There is a perception that most genre fiction is the slightly dim cousin of literary fiction**: cute, but shallow and not one likely to stick around for a lasting relationship. Criticism often focuses on the way genre is more about a) entertainment and b) emotional appeal rather than intellectual rigour. In the first part, Smith argues that reading shouldn't be a passive experience, like watching television,*** but in the second, she also asks that readers should immerse themselves wholly in the reading experience, particularly on the emotional level. So is there some sort of hierarchy of emotional experience at work in ranking books?

I'd also argue that well-written non-fiction can also have a similar impact on a reader. Mind you, the view that all non-fiction as less creative and drier than fiction is a pet peeve of mine...

Finally, she argues that the ultimate goal of a great work of fiction is to reveal the soul of another (or an Other, I guess). She also asks that readers open their minds to that experience, by leaving behind the easy systems of analysis provided by literary theory.

Like Smith later on, I'd argue that it's just as easy for people to become entrenched in their own view of "how to read". She asks such individuals to similarly disengage from their own worldview and work to appreciate the novel on its own terms.

But I think that theoretical frameworks can be beneficial. They don't have to be all-encompassing systems, but tools to be used in analysis: they can shake up the individual's own ideas about the world and guide them into a new appreciation of a novel from another's point of view. Therefore, a truly great criticism can have the same impact as a truly great novel, but the personality exposed is that of the critic, not the writer. If this analysis is systematised into a general theory, in my opinion this is no bad thing since it can foster internal dialogue as well as external discussion. The real danger is the seductive assumption that this theory alone reveals the Truth.

* Even taking the whole post-modern view on standards into account. There's a huge difference, imo, between a book which breaks "standard" English rules on grammar/spelling etc. for a reason, however challenging, and one written in standard English that does the same for no discernable reason other than poor editing.

** Although relevant I'm trying (and failing) for brevity, so I'll leave aside the business of literary fiction being another kind of genre.

*** Ms. Smith has clearly never watched the telly with someone like my parents, if she thinks TV-viewing is a passive experience. Their engagement with the medium is pretty vocal and exhaustive - so much so that sometimes innocent by-standers require a gentle lie-down under cold cloths to recover.

2 comments:

Bookwormom said...

I struggled to read through both parts of Smith's commentary. To my ear she drones & isn't as clear as I'd prefer.

That being said, it seems to me she wants readers to be more open to shades of grey. Nuances in meaning and viewpoint and inflection. I came away feeling Smith thinks readers prefer literature wrapped up in neat little packages- easy on the eye and the palette and the mind.

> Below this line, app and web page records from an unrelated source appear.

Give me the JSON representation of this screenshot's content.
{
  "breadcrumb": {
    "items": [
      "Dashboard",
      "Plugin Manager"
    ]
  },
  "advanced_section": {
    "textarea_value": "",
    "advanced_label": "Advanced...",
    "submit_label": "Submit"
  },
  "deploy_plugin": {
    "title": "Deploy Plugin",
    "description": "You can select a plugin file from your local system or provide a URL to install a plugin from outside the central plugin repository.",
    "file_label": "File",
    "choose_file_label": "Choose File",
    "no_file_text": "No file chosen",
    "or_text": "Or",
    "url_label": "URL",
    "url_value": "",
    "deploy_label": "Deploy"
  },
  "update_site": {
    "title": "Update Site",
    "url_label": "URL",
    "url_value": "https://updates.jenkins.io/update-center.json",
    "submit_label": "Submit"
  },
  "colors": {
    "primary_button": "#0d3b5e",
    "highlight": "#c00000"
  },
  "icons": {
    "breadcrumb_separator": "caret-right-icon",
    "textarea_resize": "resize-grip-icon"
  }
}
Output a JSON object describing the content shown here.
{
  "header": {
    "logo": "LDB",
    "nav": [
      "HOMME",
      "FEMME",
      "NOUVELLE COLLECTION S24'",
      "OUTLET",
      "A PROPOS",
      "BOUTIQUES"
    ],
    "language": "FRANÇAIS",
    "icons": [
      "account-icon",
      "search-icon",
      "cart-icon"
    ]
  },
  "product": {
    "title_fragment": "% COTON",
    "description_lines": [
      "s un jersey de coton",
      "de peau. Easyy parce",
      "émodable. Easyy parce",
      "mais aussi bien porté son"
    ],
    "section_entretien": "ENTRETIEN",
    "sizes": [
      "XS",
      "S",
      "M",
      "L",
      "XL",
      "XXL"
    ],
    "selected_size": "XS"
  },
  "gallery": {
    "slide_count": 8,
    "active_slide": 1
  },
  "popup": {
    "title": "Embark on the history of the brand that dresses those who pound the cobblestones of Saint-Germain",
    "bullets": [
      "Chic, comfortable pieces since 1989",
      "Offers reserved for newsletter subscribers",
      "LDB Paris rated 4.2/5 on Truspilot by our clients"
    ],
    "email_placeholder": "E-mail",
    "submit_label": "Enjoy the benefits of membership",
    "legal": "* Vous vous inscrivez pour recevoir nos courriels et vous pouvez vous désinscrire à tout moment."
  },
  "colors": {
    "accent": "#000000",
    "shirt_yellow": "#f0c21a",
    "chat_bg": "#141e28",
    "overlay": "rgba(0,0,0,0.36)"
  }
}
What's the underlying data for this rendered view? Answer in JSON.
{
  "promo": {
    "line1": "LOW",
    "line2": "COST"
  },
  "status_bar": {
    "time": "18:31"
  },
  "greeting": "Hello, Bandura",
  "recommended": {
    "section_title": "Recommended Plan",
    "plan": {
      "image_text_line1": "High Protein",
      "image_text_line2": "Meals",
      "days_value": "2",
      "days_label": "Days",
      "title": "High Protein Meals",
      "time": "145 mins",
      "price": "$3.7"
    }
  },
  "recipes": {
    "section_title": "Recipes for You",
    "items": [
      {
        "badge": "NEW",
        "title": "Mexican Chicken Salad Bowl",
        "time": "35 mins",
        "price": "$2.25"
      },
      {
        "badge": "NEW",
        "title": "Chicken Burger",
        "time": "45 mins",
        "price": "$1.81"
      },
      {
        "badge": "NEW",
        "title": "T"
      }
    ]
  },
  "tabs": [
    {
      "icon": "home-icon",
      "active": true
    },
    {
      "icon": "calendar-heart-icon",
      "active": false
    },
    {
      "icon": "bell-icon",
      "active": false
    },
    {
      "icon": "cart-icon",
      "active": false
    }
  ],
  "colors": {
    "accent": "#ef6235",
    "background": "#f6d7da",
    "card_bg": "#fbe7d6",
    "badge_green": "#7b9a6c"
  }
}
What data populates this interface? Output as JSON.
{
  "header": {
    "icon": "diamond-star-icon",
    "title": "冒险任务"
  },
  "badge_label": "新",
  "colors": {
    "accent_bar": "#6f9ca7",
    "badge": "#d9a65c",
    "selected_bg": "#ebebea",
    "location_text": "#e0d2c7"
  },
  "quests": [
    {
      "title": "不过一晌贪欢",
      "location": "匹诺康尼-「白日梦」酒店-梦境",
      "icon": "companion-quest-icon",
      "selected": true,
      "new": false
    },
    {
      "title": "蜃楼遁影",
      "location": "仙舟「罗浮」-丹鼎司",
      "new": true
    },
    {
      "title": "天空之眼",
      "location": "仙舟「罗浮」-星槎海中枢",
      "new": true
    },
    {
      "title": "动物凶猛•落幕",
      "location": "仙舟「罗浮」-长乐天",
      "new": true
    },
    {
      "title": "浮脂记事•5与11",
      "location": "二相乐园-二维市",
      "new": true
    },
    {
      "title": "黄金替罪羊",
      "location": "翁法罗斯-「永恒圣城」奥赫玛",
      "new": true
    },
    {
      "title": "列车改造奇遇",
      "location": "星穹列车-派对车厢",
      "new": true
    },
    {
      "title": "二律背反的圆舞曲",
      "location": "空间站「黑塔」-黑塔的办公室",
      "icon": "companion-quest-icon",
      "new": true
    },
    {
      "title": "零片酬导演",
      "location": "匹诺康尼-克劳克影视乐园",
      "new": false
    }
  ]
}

I hesitate to say this, but IMO critical thinking isn't a skill commonly taught. Great literature taught in schools is fed to children semidigested so they can repeat what they've heard on exams. I don't know where I'm going with this line of thought beyond this, though.

I didn't agree with what she said about reviewers & criticism but I can't put a finger on why I disagree. Sad to say, my brain is stuck in low gear. Perhaps I've been opening too many shiny presents lately.

EvilAuntiePeril said...

Hi bookwormom, thanks so much for wading through all that reading, and taking the time to comment. :-)

I think you're onto something about Smith's view of readers as being typically strait-jacketed by their preconceptions. And I really want to think more about the education side of things, because I think that's important too.

For me, the prescriptive tone in the second part set me on edge a bit. And I was nervous about the way it skirts the attitude that negative reviews are the consequence of the reviewer not fully appreciating the writer's vision.

Of course in my case, it was mitigated by my general enjoyment of her writing style. And I really loved the way she talked about "failing better" and explained the personal side of writing in the first part.